[Excerpts from an interface dataset]
========

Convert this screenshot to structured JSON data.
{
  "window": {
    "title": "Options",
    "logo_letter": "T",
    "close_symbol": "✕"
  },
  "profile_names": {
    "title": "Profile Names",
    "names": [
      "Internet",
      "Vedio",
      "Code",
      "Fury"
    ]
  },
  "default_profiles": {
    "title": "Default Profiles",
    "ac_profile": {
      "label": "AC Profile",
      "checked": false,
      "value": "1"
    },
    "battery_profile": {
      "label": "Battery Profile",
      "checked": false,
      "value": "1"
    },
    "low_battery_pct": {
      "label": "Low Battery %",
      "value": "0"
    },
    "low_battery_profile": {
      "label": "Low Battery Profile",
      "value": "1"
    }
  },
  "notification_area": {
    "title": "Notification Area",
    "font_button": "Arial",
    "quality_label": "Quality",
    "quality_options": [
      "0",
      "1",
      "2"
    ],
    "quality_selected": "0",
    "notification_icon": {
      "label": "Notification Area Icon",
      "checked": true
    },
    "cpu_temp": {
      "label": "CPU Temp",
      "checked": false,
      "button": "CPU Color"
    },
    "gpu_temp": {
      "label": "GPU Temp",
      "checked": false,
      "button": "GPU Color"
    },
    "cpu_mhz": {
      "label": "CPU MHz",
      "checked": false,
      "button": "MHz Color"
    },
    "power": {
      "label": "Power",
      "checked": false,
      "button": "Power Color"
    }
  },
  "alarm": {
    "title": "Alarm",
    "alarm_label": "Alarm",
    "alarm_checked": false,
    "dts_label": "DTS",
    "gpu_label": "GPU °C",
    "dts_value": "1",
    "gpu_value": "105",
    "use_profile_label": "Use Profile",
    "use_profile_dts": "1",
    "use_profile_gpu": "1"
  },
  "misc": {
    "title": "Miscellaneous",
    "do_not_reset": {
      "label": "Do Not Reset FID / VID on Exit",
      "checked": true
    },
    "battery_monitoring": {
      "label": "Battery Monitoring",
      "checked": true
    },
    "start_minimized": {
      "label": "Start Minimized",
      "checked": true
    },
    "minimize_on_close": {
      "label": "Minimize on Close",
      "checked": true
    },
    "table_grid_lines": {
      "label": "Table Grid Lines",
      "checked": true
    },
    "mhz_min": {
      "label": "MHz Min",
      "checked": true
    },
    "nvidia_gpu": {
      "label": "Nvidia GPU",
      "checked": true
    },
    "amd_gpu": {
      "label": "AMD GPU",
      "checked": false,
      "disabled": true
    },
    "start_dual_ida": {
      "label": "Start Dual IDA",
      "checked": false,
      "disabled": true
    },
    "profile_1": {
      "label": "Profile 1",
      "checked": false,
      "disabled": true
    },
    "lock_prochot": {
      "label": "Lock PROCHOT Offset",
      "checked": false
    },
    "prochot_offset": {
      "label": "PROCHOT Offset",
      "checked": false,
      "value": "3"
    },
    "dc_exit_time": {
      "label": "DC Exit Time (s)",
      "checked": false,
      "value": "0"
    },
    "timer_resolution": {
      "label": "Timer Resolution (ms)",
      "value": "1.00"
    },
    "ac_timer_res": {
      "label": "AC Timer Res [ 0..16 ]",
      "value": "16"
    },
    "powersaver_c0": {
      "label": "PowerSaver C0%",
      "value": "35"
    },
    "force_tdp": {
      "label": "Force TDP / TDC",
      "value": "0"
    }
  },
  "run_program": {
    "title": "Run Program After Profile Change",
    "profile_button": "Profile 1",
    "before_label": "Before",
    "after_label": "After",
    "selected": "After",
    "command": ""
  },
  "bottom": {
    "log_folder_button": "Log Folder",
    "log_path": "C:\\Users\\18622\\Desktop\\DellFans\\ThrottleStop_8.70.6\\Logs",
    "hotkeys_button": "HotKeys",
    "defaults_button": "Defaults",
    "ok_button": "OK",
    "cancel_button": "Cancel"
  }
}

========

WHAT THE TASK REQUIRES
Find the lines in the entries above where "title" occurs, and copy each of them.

RESPONSE BOX
    "title": "Options",
    "title": "Profile Names",
    "title": "Default Profiles",
    "title": "Notification Area",
    "title": "Alarm",
    "title": "Miscellaneous",
    "title": "Run Program After Profile Change",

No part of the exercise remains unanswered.